Start of Supplied material

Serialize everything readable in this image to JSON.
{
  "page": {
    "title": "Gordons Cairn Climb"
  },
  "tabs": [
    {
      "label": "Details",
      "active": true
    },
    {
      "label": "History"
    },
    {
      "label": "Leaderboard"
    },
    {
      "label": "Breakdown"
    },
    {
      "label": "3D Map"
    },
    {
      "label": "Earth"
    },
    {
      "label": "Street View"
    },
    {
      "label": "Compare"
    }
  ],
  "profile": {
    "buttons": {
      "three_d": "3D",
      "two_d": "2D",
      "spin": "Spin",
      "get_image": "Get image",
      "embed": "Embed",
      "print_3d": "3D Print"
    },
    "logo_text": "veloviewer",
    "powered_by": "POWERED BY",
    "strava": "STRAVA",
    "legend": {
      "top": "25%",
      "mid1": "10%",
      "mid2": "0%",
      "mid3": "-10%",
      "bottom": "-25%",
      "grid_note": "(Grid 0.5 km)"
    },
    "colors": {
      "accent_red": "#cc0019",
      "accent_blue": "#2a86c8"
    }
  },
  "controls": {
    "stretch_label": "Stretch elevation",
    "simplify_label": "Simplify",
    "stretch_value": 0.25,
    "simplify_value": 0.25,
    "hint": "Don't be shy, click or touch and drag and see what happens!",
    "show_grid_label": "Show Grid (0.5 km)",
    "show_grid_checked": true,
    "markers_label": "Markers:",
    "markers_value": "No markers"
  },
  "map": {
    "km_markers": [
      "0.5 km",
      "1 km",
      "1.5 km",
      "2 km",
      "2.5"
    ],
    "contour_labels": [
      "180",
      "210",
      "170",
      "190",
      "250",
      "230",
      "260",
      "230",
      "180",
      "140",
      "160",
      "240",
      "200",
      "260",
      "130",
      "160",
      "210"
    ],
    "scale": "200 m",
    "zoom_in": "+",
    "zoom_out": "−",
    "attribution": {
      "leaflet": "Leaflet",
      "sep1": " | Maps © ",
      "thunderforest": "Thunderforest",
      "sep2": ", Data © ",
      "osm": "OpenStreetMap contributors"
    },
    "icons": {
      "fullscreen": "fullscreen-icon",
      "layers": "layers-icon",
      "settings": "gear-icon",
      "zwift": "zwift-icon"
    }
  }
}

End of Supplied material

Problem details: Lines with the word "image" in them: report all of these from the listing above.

Answer below:
Serialize everything readable in this image to JSON.
      "get_image": "Get image",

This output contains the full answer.